Tetanus – previous immunization within 5 years requires no treatment, immunization within 10 years requires a tetanus toxoid booster, and unknown immunization status require hyperimmune serum (hyper tet)
Gastric Decompression – many begin tube feeding by admission to protect the stomach from stress ulceration and prevent paralytic ileus, as well as provide nutrition
Pain control – during shock phase, give meds by IV. Best managed by small IV doses of morphine, 2-5mg.
Esharotomy and Fasciotomy – rarely required within the first 6 hours
Eschar – necrotic and coagulated skin; rigid and unyielding; as fluid and protein extravasate into the underlying tissues the eschar does not expand, and may result in increased tissue pressure sufficient to interfere with breathing or limb perfusion
Chest escharotomy – performed in the anterior axillary line bilaterally; if with significant extension of the burn onto the adjacent abdominal wall, extend incisions to this area and should be connected by a transverse incision along the costal margin
Escharotomy of extremities – edema formation of the tissues may produce significant vascular compromise that may lead to permanent neurologic and vascular deficits.

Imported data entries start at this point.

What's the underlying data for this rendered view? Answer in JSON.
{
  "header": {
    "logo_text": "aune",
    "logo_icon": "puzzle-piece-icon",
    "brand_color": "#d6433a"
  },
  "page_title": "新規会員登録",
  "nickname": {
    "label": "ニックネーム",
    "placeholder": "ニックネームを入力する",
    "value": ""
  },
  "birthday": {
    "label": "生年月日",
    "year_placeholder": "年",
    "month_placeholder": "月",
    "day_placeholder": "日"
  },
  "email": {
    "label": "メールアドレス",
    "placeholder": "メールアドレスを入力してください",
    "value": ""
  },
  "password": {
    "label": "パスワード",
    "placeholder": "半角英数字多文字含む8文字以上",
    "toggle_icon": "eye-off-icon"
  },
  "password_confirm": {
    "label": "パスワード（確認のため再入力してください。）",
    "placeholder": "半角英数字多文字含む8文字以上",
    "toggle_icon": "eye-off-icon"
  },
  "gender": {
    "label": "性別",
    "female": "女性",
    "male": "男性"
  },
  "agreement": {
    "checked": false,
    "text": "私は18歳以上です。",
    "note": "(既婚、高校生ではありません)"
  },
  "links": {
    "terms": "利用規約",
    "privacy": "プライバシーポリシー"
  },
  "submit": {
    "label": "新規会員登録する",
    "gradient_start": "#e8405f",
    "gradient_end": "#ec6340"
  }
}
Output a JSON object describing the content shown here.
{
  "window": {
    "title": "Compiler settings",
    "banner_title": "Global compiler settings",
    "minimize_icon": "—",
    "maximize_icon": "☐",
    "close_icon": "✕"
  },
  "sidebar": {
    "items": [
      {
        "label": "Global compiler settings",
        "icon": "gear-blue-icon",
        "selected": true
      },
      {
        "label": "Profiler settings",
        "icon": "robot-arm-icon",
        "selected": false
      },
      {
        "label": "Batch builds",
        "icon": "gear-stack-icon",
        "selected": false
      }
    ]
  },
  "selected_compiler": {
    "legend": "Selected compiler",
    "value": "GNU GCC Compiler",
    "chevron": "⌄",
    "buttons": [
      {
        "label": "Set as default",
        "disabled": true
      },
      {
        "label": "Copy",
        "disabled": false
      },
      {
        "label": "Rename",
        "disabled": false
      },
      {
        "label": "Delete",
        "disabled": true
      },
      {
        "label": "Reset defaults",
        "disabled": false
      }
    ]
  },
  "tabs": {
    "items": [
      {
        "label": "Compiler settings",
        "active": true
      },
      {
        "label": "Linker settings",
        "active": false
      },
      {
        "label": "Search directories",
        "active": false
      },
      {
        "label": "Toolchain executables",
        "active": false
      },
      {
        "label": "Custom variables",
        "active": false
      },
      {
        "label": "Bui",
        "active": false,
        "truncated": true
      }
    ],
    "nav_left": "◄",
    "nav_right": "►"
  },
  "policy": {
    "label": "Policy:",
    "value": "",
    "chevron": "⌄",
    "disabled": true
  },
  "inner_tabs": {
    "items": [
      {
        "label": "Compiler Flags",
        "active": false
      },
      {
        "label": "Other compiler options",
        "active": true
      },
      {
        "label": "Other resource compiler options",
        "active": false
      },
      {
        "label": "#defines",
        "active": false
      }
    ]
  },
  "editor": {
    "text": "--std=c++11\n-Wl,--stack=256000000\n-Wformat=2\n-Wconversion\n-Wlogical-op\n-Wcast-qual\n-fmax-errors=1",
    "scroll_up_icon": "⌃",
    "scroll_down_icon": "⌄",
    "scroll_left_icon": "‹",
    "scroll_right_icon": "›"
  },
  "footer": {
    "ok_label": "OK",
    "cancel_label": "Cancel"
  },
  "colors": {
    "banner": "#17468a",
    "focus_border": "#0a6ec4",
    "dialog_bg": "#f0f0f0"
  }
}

Skin color, sensation, capillary refill, and peripheral pulses must be assessed q1. Poor perfusion: cyanosis, deep tissue pain, progressive paresthesia, progressive decrease in or absence of pulse, or sensation of cold extremities
- may be done as bedside procedure; place incision along the midmedial or midlateral aspect of the extremity and should extend through the echar down to the subcutaneous fat
Rule of Nines
Each upper extremity – 9
Each lower extremity – 18
Anterior trunk – 18
Posterior trunk – 18
Head and neck – 9
Perineum – 1
Primary goal : replace fluid sequestered as a result of thermal injury because massive fluid shifts can occur even though total body water remains unchanged. What changes is the volume of each fluid compartment, with intracellular and interstitial volumes increasing at the expense of plasma and blood volume.
Crystalloid resuscitation – in particular, LRS, is the most popular fluid
Parkland formula – 4ml/kg/%burn in the first 24 hours, ½ of the amount administered in the first 8 hours.
Modified Brooke formula – 2ml/kg/%burn in the first 24 hours
Cincinnati Unit – 4ml/kg/%burn + 1500 ml/m2 BSA
1st 8 hours: LRS + 5-mg NaHCO3
2nd 8 hours: LRS
3rd 8 hours: LRS + 12.5g albumin
Burn wound is usually treated with once or twice daily washing, removal of loose, dead tissue, and topical application of antimicrobial agent (mafenide acetate, silver sulfadiazine, silver nitrate)
Excision and Grafting – for deep dermal and full thickness burns
- small (